Surrogate Marker Claim. Based on a meta-analysis of studies 0017 and 0021, Pharmacia & Upjohn asserted that a half-log reduction in viral RNA sustained for at least eight weeks would result in clinical benefit for at least a year. However, in study 0017, patients treated with delavirdine+ddI experienced a half-log drop in RNA (compared to patients treated with ddI monotherapy), and yet experienced no clinical benefit. Therefore, its clinical trial undermined the strength of this surrogate claim.

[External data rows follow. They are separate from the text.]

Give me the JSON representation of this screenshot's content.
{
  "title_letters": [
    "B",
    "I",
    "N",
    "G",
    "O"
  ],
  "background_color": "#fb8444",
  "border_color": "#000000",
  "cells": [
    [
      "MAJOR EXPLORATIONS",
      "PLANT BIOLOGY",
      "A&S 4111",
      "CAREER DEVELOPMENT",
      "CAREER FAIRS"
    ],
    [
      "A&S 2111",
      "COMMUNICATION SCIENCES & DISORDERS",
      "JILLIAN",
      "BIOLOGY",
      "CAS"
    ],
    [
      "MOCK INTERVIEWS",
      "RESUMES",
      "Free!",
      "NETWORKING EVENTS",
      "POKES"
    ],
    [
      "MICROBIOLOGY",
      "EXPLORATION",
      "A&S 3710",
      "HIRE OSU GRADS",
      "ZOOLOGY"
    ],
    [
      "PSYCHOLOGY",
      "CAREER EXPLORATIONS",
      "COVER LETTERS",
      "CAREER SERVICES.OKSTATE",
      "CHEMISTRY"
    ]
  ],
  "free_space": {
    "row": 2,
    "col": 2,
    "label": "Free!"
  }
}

Indication. The proposed indication read "for use in combination with other antiretroviral agents in the treatment of HIV infection whenever antiretroviral therapy is warranted." The only data available about delavirdine in combination with protease inhibitors, however, was pharmacokinetic and acute safety data in HIV-negative patients. The data were sufficient to identify major interactions with saquinavir and indinavir, but not enough to allow for an assessment of the safety and efficacy of the combinations.
Confirmatory Trial. Pharmacia & Upjohn identified its on-going study of delavirdine+ AZT+ either ddI, ddC or 3TC compared to AZT+ either ddI, ddC, or 3TC as its pivotal trial intended to provide evidence of clinical benefit. This study is being conducted in Europe, Australia and South Africa. These countries, however, are just now beginning wide-spread use of protease inhibitors, which are prohibited in the study. The consensus group was concerned about the viability of this trial. They recommended that the company make every attempt to complete their planned clinical endpoint study, and that the company should undertake a clinical endpoint study using delavirdine and a protease inhibitor.

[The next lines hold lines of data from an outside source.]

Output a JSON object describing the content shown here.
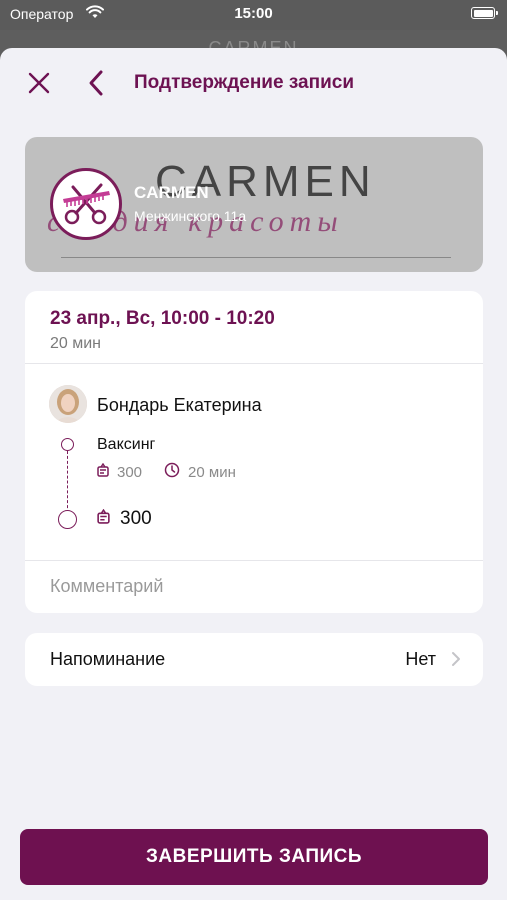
{
  "status_bar": {
    "carrier": "Оператор",
    "time": "15:00"
  },
  "behind_title": "CARMEN",
  "nav": {
    "title": "Подтверждение записи"
  },
  "salon": {
    "name": "CARMEN",
    "address": "Менжинского 11а",
    "banner_word": "CARMEN",
    "banner_sub": "студия красоты"
  },
  "booking": {
    "datetime": "23 апр., Вс, 10:00 - 10:20",
    "duration": "20 мин",
    "master": "Бондарь Екатерина",
    "service": {
      "name": "Ваксинг",
      "price": "300",
      "duration": "20 мин"
    },
    "total": "300",
    "comment_placeholder": "Комментарий"
  },
  "reminder": {
    "label": "Напоминание",
    "value": "Нет"
  },
  "finish_button": "ЗАВЕРШИТЬ ЗАПИСЬ",
  "colors": {
    "accent": "#6e1150",
    "background": "#f1f1f6"
  }
}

Resistance and Cross-Resistance. The consensus group was greatly concerned that Pharmacia & Upjohn had not adequately characterized the effects of resistance to delavirdine on sensitivity to other non-nucleoside analogue reverse transcriptase inhibitors (NNRTIs), such as nevirapine and DuPont-Merck's up-coming DMP-266. The group recommended that Pharmacia & Upjohn work rapidly to develop further data on cross-resistance with NNRTIs, including bi-directional in vivo studies.
Based on the presentation by Pharmacia & Upjohn, four members of the committee voted to recommend approval of delavirdine, and four voted against. The FDA will have to review the application in the coming weeks, and make a decision.